Growing anticipation of cuts in interest rates by central banks of leading industrialized nations has not prevented another up-and-down day on world financial markets. U.S. stock markets fell sharply Monday in volatile trading. The Dow Jones Industrial Average dropped 2.4 percent (203 points) to finish at 8,176.  The S&P 500 lost 3.2 percent (28 points) to close at 849 and the NASDAQ fell three percent (46 points) to end at 1,506. From Washington, VOA's Michael Bowman reports.

Stocks took another plunge in Asia Monday, with shares in Tokyo falling more than six percent to their lowest level in more than two decades, amid fears that an increasingly strong Japanese currency will harm exports. Investor pessimism spread to Europe, where Paris finished the day down by nearly four percent. London closed fractionally lower, while Frankfurt ended fractionally higher.

In the United States, markets appeared to react to news that new home sales recorded a modest increase, even as the median price of American homes dropped to its lowest level in four years.

After seeing Wall Street's main stock index plummet by 40 percent in recent weeks, investors are trying to figure out whether share prices will recover or go even lower, according to Alan Valdes, a floor trader on the New York Stock Exchange.

"There is no way to figure out where this market is going to go anymore. It is, literally, impossible to figure out," he said.

But Eugene Peroni of the US-based firm Advisors Asset Management says he sees good buying opportunities for investors.

"We are still getting selling based on those that continue to worry about the economic outlook," said Peroni. "On the other hand, there are those investors that are beginning to sense that the market is overshooting on the downside [has sunk lower than economic conditions warrant], and it is presenting some good values."

Later this week, all eyes will be on the Federal Reserve as it meets to plot strategy. The US central bank has cut interest rates repeatedly in the last year in response to the slowing American economy. Earlier this month, the Fed acted in concert with the European Central Bank to lower interest rates to combat a global credit crunch.

Investors are hoping for a repeat in coming days, according to Art Hogan, investment strategist at the firm Jefferies and Company.

"What I would love to see the Fed do, if they are going to cut rates, is to do it in a synchronized fashion, as they did the last time," said Hogan. "The Fed moving alone is not the optimal situation."

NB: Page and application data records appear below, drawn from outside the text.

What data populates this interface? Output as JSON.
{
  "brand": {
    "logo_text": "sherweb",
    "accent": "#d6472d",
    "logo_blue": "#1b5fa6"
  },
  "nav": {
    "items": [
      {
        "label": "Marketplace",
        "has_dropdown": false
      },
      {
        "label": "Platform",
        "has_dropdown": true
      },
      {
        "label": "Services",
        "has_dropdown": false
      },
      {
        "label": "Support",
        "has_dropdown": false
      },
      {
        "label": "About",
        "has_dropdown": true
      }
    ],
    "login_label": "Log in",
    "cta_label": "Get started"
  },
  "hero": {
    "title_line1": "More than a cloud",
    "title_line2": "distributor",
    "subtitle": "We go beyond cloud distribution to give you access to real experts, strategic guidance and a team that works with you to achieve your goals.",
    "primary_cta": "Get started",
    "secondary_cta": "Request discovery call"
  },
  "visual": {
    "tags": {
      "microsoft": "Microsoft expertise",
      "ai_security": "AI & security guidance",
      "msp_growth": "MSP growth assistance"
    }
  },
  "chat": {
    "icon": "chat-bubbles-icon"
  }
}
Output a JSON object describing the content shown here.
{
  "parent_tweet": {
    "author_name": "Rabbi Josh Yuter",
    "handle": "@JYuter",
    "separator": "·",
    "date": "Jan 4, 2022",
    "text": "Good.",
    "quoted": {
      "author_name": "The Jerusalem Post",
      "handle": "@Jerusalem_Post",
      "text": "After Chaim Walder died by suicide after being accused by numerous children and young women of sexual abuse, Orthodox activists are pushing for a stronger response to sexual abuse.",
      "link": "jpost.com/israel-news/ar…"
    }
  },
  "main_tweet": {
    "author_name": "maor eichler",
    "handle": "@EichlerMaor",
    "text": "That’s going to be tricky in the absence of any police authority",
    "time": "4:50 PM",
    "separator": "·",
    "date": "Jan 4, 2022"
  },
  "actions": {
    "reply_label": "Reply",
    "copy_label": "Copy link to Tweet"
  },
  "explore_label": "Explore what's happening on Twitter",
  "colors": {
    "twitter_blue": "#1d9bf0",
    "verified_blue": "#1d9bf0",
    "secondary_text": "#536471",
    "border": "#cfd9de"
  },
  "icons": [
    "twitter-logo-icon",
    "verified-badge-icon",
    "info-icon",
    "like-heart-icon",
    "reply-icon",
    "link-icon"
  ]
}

Speaking in Madrid, European Central Bank chief Jean-Claude Trichet said lower interest rates are a possibility - although he did not indicate a move is likely this week.

"I consider possible that the governing council would decrease interest rates once again at its next meeting on the sixth of November. It is not a certainty; it is a possibility," said Trichet.

Despite signs that tight credit conditions are relaxing in many countries, many economists are expressing fears that the relief may be coming too late to avoid a global recession.

Meanwhile, efforts to promote lending are continuing. The US Treasury says it has signed agreements with nine U.S. banks, and will purchase stock in those financial institutions in order to boost their capital and make it easier for them to grant loans to businesses and consumers.

The United States is one of several nations to embrace partial nationalization of its banking sector in response to the global credit crunch.